Mortgage Frequently Asked Questions

Is the promise of Craig Romero, in Mortgage Cycling Revealed. In his popular e-book, Romero shows homeowners how they can greatly increase the equity in their home in a relatively short amount of time...without making bi-weekly payments.

Q. How do I know how much house I can afford?

A. Generally speaking, you can purchase a home with a value of two to three times your annual household income. The amount that you are able to borrow will also depend upon your employment history, credit rating, assets and liabilities, and the amount of down payment you are able to make. You may also be able to take advantage of special loan programs for first time buyers to purchase a home with a higher value.

Q. What is the difference between a fixed-rate loan and an adjustable-rate loan?

A. With a fixed-rate mortgage, the interest rate stays the same during the life of the loan. With an adjustable-rate mortgage (ARM), the interest changes periodically, typically in relation to an index. While the monthly payments that you make with a fixed-rate mortgage are relatively stable, payments on an ARM loan will likely change.

Q. How is an index and margin used in an ARM?

A. An index is an economic indicator that lenders use to set the interest rate for an ARM. Generally the interest rate that you pay is a combination of the index rate and a pre-specified margin. Three commonly used indices are the One-Year Treasury Bill, the Cost of Funds of the 11th District Federal Home Loan Bank (COFI), and the London InterBank Offering Rate (LIBOR).

Q. How do I know which type of mortgage is best for me?

A. There is no simple formula to determine the type of mortgage that is best for you. This choice depends on a number of factors, including your current financial picture and how long you intend to keep your house.

Q. What does my mortgage payment include?

A. For most homeowners, the monthly mortgage payments include three separate parts:

  • Principal - Repayment on the amount borrowed
  • Interest - Payment to the lender for the amount borrowed
  • Taxes & Insurance - Monthly payments are normally made into a special escrow account for items like hazard insurance and property taxes. This feature is sometimes optional, in which case the fees will be paid by you directly to the County Tax Assessor and property insurance company.

Q. How much cash will I need to purchase a home?

A. The amount of cash that is necessary depends on a number of items. Generally speaking, though, you will need to supply:

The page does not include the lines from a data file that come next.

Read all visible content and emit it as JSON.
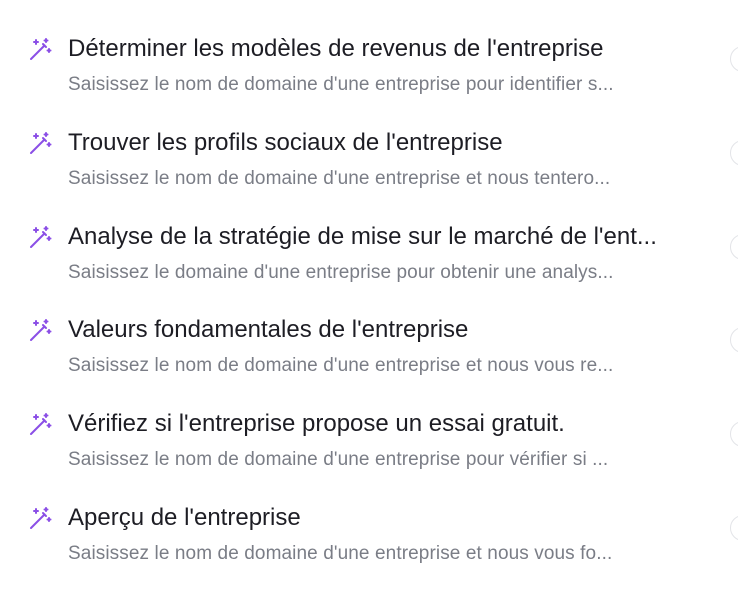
{
  "colors": {
    "icon": "#8b4fe6",
    "title": "#1d1d24",
    "description": "#7a7d86",
    "border": "#e3e4e8"
  },
  "items": [
    {
      "icon": "magic-wand-icon",
      "title": "Déterminer les modèles de revenus de l'entreprise",
      "description": "Saisissez le nom de domaine d'une entreprise pour identifier s..."
    },
    {
      "icon": "magic-wand-icon",
      "title": "Trouver les profils sociaux de l'entreprise",
      "description": "Saisissez le nom de domaine d'une entreprise et nous tentero..."
    },
    {
      "icon": "magic-wand-icon",
      "title": "Analyse de la stratégie de mise sur le marché de l'ent...",
      "description": "Saisissez le domaine d'une entreprise pour obtenir une analys..."
    },
    {
      "icon": "magic-wand-icon",
      "title": "Valeurs fondamentales de l'entreprise",
      "description": "Saisissez le nom de domaine d'une entreprise et nous vous re..."
    },
    {
      "icon": "magic-wand-icon",
      "title": "Vérifiez si l'entreprise propose un essai gratuit.",
      "description": "Saisissez le nom de domaine d'une entreprise pour vérifier si ..."
    },
    {
      "icon": "magic-wand-icon",
      "title": "Aperçu de l'entreprise",
      "description": "Saisissez le nom de domaine d'une entreprise et nous vous fo..."
    }
  ]
}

  • Earnest Money - The deposit that is supplied when you make an offer on the house.
  • Down Payment - A percentage of the cost of the home that is due at settlement.
  • Closing Costs - Costs associated with processing paperwork to purchase or refinance a house

Q. What are points and do I need to pay them?

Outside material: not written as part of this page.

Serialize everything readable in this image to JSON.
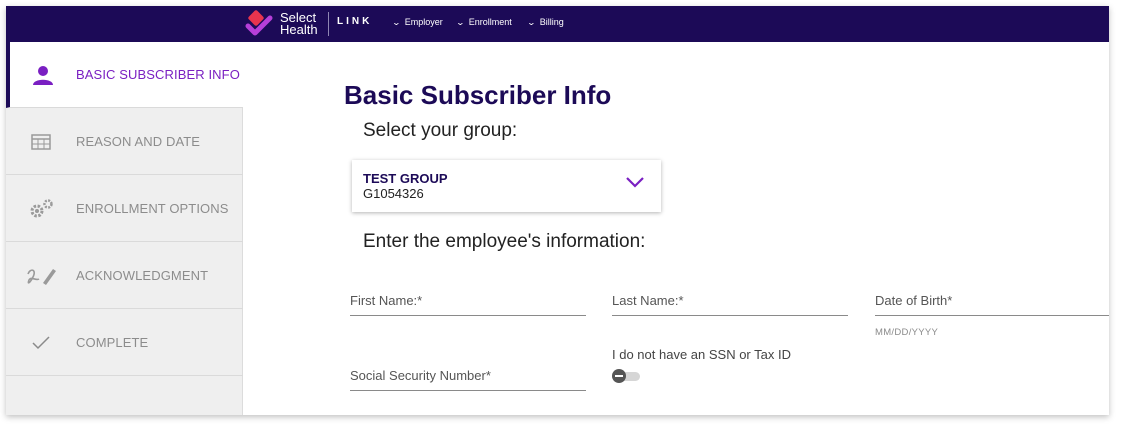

A point represents a percentage point of the loan amount, thus, one point is 1% of the loan amount. Points represent pre-paid interest paid at closing for the purpose of obtaining a lower interest rate. If points are not paid, a higher interest rate may be given.

Q. When refinancing, do I need to purchase title insurance again?

Yes. The need to reissue title insurance on a refinanced mortgage is to insure the lender for the amount that you are re-financing. The original title policy purchased when you bought the house remains in effect for the borrower.

Q. What is PMI?

PMI stands for Private Mortgage Insurance and is required on any loan that exceeds 80% of the value of the home. PMI is paid monthly and is added to your monthly payment. PMI is insurance protection for the lender in the event of borrower default.

Q. Why is the Annual Percentage Rate (APR) on the Truth-In-Lending Disclosure different than my interest rate?

The Annual Percentage Rate and the interest rate are not the same. The APR is the cost of the loan after taking into account various loan charges. Interest represents just one of these charges. Other charges which are used in calculating the APR are discount points, origination fees, PMI, pre-paid interest and other credit costs. The APR is calculated by spreading these charges over the life of the loan, resulting in a rate higher than the interest rate shown on your note. If interest was the only charge associated with your loan, the APR and the interest rate would be the same.

Q. What is title insurance?

Title insurance assures the borrower and the lender that the mortgage is a valid first lien protected against hidden, as well as known, defects in the title as insured.

Q. When can I lock in my interest rate?

An interest rate may be locked in at the time of application or you may choose not to lock (float) the interest rate up until 5 days prior to settlement. There is different lock in periods depending upon when your settlement is scheduled. Click here for more information about long term rate locks.